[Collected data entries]

++++++++++++++++++++

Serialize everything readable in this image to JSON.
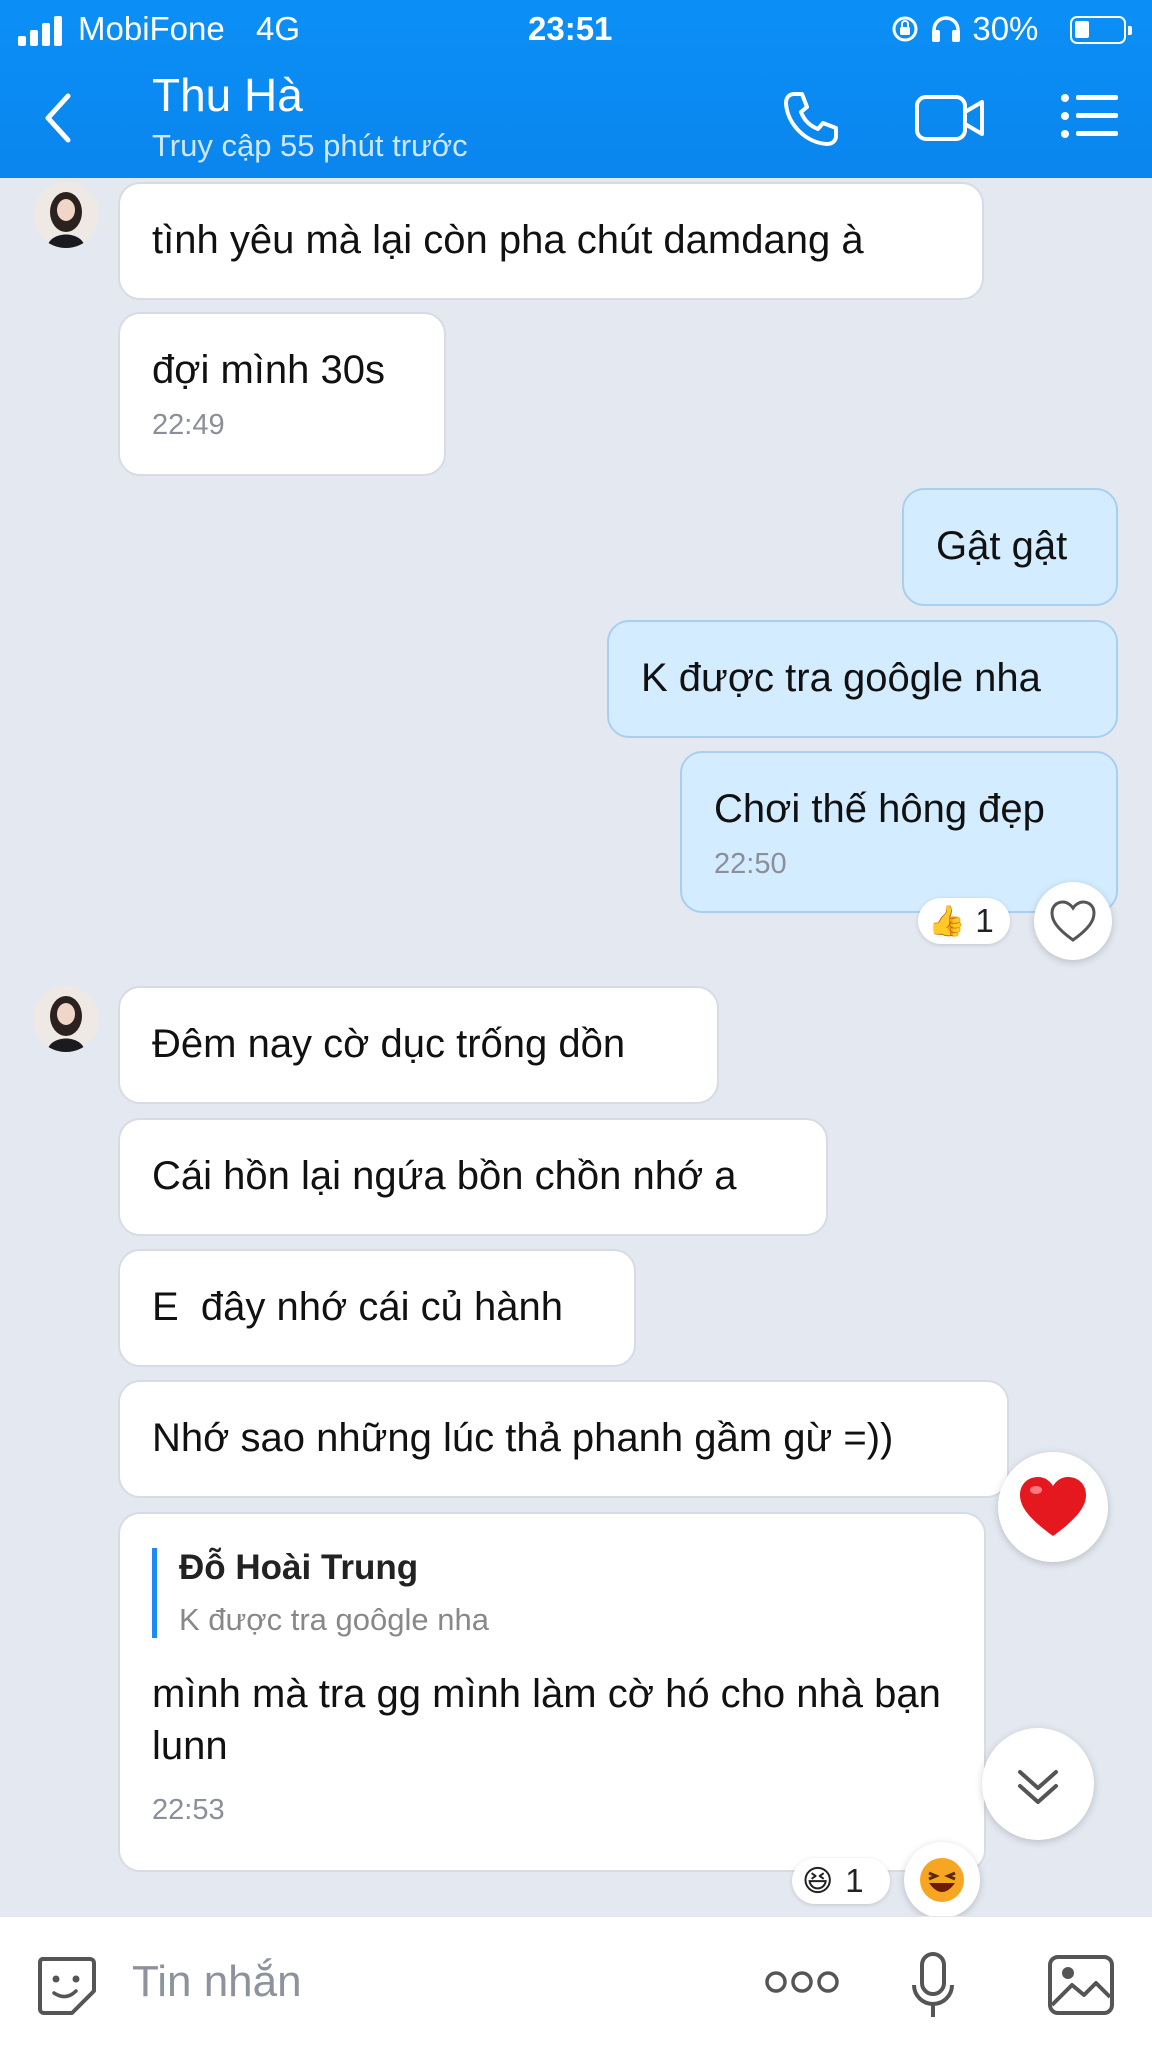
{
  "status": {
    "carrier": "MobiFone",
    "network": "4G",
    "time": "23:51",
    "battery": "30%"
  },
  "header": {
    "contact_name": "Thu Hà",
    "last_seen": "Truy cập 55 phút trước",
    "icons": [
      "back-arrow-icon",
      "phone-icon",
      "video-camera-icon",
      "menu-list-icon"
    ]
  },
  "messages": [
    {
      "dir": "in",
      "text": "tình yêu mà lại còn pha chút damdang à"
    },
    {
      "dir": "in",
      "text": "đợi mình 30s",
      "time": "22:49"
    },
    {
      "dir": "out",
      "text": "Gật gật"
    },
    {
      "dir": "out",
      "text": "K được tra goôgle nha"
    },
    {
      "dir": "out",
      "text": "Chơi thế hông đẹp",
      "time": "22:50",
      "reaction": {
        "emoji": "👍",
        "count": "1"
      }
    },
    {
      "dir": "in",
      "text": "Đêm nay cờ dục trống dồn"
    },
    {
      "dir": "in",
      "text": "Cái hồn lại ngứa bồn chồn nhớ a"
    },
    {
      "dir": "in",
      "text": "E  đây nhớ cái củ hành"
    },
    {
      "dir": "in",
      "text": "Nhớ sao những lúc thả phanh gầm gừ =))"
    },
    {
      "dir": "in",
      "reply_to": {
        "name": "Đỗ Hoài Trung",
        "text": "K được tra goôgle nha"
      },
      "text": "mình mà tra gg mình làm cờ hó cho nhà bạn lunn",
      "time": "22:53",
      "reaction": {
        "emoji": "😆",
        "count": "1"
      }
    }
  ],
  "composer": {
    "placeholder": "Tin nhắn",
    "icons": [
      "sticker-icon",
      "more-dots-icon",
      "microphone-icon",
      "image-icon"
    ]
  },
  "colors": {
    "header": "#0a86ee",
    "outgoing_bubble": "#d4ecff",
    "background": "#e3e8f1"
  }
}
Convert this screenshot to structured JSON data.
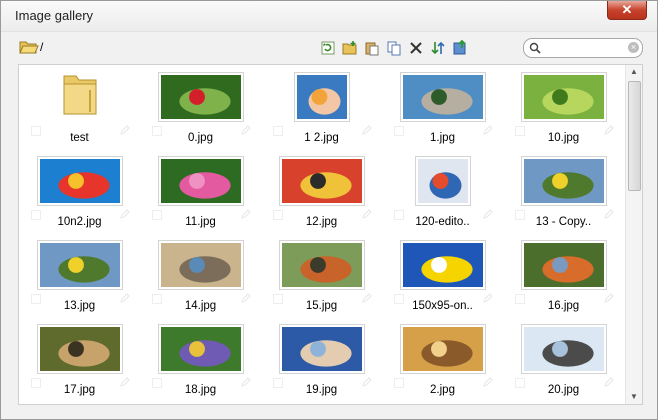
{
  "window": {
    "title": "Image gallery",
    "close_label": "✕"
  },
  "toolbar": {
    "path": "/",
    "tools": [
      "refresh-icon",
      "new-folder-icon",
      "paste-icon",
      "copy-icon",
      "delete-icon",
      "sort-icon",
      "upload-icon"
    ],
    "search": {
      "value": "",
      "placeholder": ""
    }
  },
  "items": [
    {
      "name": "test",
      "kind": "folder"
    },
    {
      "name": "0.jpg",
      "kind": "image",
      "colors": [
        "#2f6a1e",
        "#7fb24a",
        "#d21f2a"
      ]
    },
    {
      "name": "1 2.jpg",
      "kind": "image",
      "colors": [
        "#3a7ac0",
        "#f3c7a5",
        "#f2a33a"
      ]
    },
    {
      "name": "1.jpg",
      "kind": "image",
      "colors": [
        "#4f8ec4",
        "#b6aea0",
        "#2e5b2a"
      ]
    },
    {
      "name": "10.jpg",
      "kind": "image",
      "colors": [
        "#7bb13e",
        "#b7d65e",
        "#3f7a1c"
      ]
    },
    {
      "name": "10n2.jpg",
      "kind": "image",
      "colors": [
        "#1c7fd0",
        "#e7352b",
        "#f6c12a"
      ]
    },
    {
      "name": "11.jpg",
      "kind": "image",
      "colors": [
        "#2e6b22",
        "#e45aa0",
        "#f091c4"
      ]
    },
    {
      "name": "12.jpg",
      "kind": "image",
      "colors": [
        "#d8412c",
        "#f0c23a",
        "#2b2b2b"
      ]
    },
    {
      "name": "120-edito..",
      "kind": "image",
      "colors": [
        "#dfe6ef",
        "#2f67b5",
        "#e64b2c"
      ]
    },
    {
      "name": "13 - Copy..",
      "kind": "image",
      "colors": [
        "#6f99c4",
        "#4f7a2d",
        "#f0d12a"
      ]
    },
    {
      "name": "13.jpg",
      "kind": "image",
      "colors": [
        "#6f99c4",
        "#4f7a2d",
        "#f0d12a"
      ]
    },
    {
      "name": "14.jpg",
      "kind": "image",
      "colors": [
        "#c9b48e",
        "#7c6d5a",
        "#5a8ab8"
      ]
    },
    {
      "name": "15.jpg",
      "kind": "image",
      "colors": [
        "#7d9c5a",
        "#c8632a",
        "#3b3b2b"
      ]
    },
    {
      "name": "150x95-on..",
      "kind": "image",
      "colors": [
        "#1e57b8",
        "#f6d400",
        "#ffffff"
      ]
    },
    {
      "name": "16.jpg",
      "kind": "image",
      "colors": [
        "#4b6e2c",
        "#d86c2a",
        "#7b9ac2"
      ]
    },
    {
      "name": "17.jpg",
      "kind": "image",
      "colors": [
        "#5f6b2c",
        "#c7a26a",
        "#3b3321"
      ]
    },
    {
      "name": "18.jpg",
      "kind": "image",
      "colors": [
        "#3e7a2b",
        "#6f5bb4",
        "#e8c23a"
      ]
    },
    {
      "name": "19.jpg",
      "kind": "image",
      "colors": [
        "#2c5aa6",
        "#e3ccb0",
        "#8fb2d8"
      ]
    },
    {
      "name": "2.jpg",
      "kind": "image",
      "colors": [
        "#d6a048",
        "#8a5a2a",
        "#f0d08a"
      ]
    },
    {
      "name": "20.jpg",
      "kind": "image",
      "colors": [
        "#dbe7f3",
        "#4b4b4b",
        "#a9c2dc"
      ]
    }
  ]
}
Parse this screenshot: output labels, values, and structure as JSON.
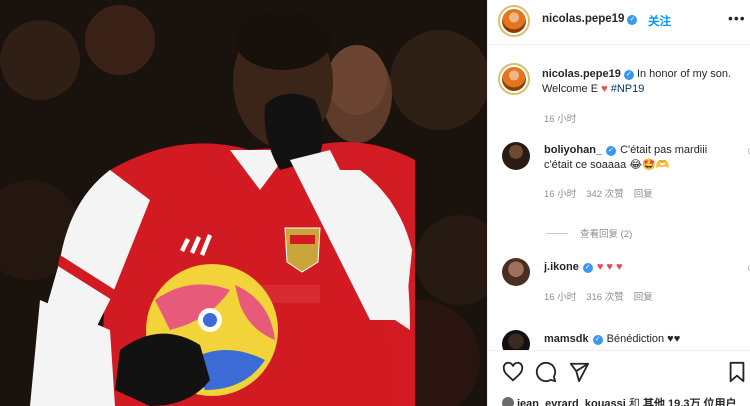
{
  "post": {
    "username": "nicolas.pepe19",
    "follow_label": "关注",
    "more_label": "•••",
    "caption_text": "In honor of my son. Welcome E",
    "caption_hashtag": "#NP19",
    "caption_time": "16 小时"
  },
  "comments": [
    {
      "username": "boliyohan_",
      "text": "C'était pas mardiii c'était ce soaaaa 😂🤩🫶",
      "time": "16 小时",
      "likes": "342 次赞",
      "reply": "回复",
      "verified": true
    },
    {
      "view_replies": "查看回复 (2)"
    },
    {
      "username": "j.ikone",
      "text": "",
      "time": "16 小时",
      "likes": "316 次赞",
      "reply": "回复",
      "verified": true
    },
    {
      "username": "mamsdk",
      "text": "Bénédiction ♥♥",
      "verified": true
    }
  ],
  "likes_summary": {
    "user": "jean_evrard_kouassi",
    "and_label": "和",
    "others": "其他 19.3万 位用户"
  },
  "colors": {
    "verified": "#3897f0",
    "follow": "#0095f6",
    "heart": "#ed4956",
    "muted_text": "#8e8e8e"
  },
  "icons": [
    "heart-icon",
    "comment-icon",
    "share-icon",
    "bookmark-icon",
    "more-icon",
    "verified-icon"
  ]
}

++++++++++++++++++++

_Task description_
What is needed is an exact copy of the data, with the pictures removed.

_Reply_
Serialize everything readable in this image to JSON.
{
  "status": {
    "carrier": "MobiFone",
    "network": "4G",
    "time": "23:51",
    "battery": "30%"
  },
  "header": {
    "contact_name": "Thu Hà",
    "last_seen": "Truy cập 55 phút trước",
    "icons": [
      "back-arrow-icon",
      "phone-icon",
      "video-camera-icon",
      "menu-list-icon"
    ]
  },
  "messages": [
    {
      "dir": "in",
      "text": "tình yêu mà lại còn pha chút damdang à"
    },
    {
      "dir": "in",
      "text": "đợi mình 30s",
      "time": "22:49"
    },
    {
      "dir": "out",
      "text": "Gật gật"
    },
    {
      "dir": "out",
      "text": "K được tra goôgle nha"
    },
    {
      "dir": "out",
      "text": "Chơi thế hông đẹp",
      "time": "22:50",
      "reaction": {
        "emoji": "👍",
        "count": "1"
      }
    },
    {
      "dir": "in",
      "text": "Đêm nay cờ dục trống dồn"
    },
    {
      "dir": "in",
      "text": "Cái hồn lại ngứa bồn chồn nhớ a"
    },
    {
      "dir": "in",
      "text": "E  đây nhớ cái củ hành"
    },
    {
      "dir": "in",
      "text": "Nhớ sao những lúc thả phanh gầm gừ =))"
    },
    {
      "dir": "in",
      "reply_to": {
        "name": "Đỗ Hoài Trung",
        "text": "K được tra goôgle nha"
      },
      "text": "mình mà tra gg mình làm cờ hó cho nhà bạn lunn",
      "time": "22:53",
      "reaction": {
        "emoji": "😆",
        "count": "1"
      }
    }
  ],
  "composer": {
    "placeholder": "Tin nhắn",
    "icons": [
      "sticker-icon",
      "more-dots-icon",
      "microphone-icon",
      "image-icon"
    ]
  },
  "colors": {
    "header": "#0a86ee",
    "outgoing_bubble": "#d4ecff",
    "background": "#e3e8f1"
  }
}
Convert this screenshot to structured JSON data.
{
  "window": {
    "title": "Image gallery",
    "close_label": "✕"
  },
  "toolbar": {
    "path": "/",
    "tools": [
      "refresh-icon",
      "new-folder-icon",
      "paste-icon",
      "copy-icon",
      "delete-icon",
      "sort-icon",
      "upload-icon"
    ],
    "search": {
      "value": "",
      "placeholder": ""
    }
  },
  "items": [
    {
      "name": "test",
      "kind": "folder"
    },
    {
      "name": "0.jpg",
      "kind": "image",
      "colors": [
        "#2f6a1e",
        "#7fb24a",
        "#d21f2a"
      ]
    },
    {
      "name": "1 2.jpg",
      "kind": "image",
      "colors": [
        "#3a7ac0",
        "#f3c7a5",
        "#f2a33a"
      ]
    },
    {
      "name": "1.jpg",
      "kind": "image",
      "colors": [
        "#4f8ec4",
        "#b6aea0",
        "#2e5b2a"
      ]
    },
    {
      "name": "10.jpg",
      "kind": "image",
      "colors": [
        "#7bb13e",
        "#b7d65e",
        "#3f7a1c"
      ]
    },
    {
      "name": "10n2.jpg",
      "kind": "image",
      "colors": [
        "#1c7fd0",
        "#e7352b",
        "#f6c12a"
      ]
    },
    {
      "name": "11.jpg",
      "kind": "image",
      "colors": [
        "#2e6b22",
        "#e45aa0",
        "#f091c4"
      ]
    },
    {
      "name": "12.jpg",
      "kind": "image",
      "colors": [
        "#d8412c",
        "#f0c23a",
        "#2b2b2b"
      ]
    },
    {
      "name": "120-edito..",
      "kind": "image",
      "colors": [
        "#dfe6ef",
        "#2f67b5",
        "#e64b2c"
      ]
    },
    {
      "name": "13 - Copy..",
      "kind": "image",
      "colors": [
        "#6f99c4",
        "#4f7a2d",
        "#f0d12a"
      ]
    },
    {
      "name": "13.jpg",
      "kind": "image",
      "colors": [
        "#6f99c4",
        "#4f7a2d",
        "#f0d12a"
      ]
    },
    {
      "name": "14.jpg",
      "kind": "image",
      "colors": [
        "#c9b48e",
        "#7c6d5a",
        "#5a8ab8"
      ]
    },
    {
      "name": "15.jpg",
      "kind": "image",
      "colors": [
        "#7d9c5a",
        "#c8632a",
        "#3b3b2b"
      ]
    },
    {
      "name": "150x95-on..",
      "kind": "image",
      "colors": [
        "#1e57b8",
        "#f6d400",
        "#ffffff"
      ]
    },
    {
      "name": "16.jpg",
      "kind": "image",
      "colors": [
        "#4b6e2c",
        "#d86c2a",
        "#7b9ac2"
      ]
    },
    {
      "name": "17.jpg",
      "kind": "image",
      "colors": [
        "#5f6b2c",
        "#c7a26a",
        "#3b3321"
      ]
    },
    {
      "name": "18.jpg",
      "kind": "image",
      "colors": [
        "#3e7a2b",
        "#6f5bb4",
        "#e8c23a"
      ]
    },
    {
      "name": "19.jpg",
      "kind": "image",
      "colors": [
        "#2c5aa6",
        "#e3ccb0",
        "#8fb2d8"
      ]
    },
    {
      "name": "2.jpg",
      "kind": "image",
      "colors": [
        "#d6a048",
        "#8a5a2a",
        "#f0d08a"
      ]
    },
    {
      "name": "20.jpg",
      "kind": "image",
      "colors": [
        "#dbe7f3",
        "#4b4b4b",
        "#a9c2dc"
      ]
    }
  ]
}
Parse this screenshot: output labels, values, and structure as JSON.
{
  "post": {
    "username": "nicolas.pepe19",
    "follow_label": "关注",
    "more_label": "•••",
    "caption_text": "In honor of my son. Welcome E",
    "caption_hashtag": "#NP19",
    "caption_time": "16 小时"
  },
  "comments": [
    {
      "username": "boliyohan_",
      "text": "C'était pas mardiii c'était ce soaaaa 😂🤩🫶",
      "time": "16 小时",
      "likes": "342 次赞",
      "reply": "回复",
      "verified": true
    },
    {
      "view_replies": "查看回复 (2)"
    },
    {
      "username": "j.ikone",
      "text": "",
      "time": "16 小时",
      "likes": "316 次赞",
      "reply": "回复",
      "verified": true
    },
    {
      "username": "mamsdk",
      "text": "Bénédiction ♥♥",
      "verified": true
    }
  ],
  "likes_summary": {
    "user": "jean_evrard_kouassi",
    "and_label": "和",
    "others": "其他 19.3万 位用户"
  },
  "colors": {
    "verified": "#3897f0",
    "follow": "#0095f6",
    "heart": "#ed4956",
    "muted_text": "#8e8e8e"
  },
  "icons": [
    "heart-icon",
    "comment-icon",
    "share-icon",
    "bookmark-icon",
    "more-icon",
    "verified-icon"
  ]
}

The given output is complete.